### [EXTRACTED ENTRIES]
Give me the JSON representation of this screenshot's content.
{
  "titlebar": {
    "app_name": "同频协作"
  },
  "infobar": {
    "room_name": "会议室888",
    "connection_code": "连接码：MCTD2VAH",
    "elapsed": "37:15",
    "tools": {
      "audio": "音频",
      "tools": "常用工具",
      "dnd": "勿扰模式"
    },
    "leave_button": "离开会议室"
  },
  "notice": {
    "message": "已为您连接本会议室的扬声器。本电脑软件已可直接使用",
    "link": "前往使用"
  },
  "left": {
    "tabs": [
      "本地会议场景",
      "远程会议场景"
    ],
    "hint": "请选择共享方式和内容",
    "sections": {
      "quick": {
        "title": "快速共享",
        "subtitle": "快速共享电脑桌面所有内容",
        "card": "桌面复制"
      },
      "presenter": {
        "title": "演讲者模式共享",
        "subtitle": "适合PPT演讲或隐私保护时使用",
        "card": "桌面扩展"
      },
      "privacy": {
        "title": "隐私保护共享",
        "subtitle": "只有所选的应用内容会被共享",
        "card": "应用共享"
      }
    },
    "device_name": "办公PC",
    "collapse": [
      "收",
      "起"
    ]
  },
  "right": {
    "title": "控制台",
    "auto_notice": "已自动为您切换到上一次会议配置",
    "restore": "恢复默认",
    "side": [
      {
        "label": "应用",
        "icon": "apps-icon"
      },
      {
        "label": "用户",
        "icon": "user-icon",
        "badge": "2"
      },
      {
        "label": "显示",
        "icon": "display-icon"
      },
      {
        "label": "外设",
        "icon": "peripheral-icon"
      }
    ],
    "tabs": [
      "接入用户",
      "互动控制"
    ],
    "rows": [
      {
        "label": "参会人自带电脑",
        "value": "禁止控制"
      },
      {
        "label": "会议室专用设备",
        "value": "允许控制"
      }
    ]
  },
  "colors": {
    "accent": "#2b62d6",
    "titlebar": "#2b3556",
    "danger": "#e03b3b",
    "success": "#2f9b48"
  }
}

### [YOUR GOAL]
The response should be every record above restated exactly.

### [ANSWER TO THE PROBLEM]
Give me the JSON representation of this screenshot's content.
{
  "titlebar": {
    "app_name": "同频协作"
  },
  "infobar": {
    "room_name": "会议室888",
    "connection_code": "连接码：MCTD2VAH",
    "elapsed": "37:15",
    "tools": {
      "audio": "音频",
      "tools": "常用工具",
      "dnd": "勿扰模式"
    },
    "leave_button": "离开会议室"
  },
  "notice": {
    "message": "已为您连接本会议室的扬声器。本电脑软件已可直接使用",
    "link": "前往使用"
  },
  "left": {
    "tabs": [
      "本地会议场景",
      "远程会议场景"
    ],
    "hint": "请选择共享方式和内容",
    "sections": {
      "quick": {
        "title": "快速共享",
        "subtitle": "快速共享电脑桌面所有内容",
        "card": "桌面复制"
      },
      "presenter": {
        "title": "演讲者模式共享",
        "subtitle": "适合PPT演讲或隐私保护时使用",
        "card": "桌面扩展"
      },
      "privacy": {
        "title": "隐私保护共享",
        "subtitle": "只有所选的应用内容会被共享",
        "card": "应用共享"
      }
    },
    "device_name": "办公PC",
    "collapse": [
      "收",
      "起"
    ]
  },
  "right": {
    "title": "控制台",
    "auto_notice": "已自动为您切换到上一次会议配置",
    "restore": "恢复默认",
    "side": [
      {
        "label": "应用",
        "icon": "apps-icon"
      },
      {
        "label": "用户",
        "icon": "user-icon",
        "badge": "2"
      },
      {
        "label": "显示",
        "icon": "display-icon"
      },
      {
        "label": "外设",
        "icon": "peripheral-icon"
      }
    ],
    "tabs": [
      "接入用户",
      "互动控制"
    ],
    "rows": [
      {
        "label": "参会人自带电脑",
        "value": "禁止控制"
      },
      {
        "label": "会议室专用设备",
        "value": "允许控制"
      }
    ]
  },
  "colors": {
    "accent": "#2b62d6",
    "titlebar": "#2b3556",
    "danger": "#e03b3b",
    "success": "#2f9b48"
  }
}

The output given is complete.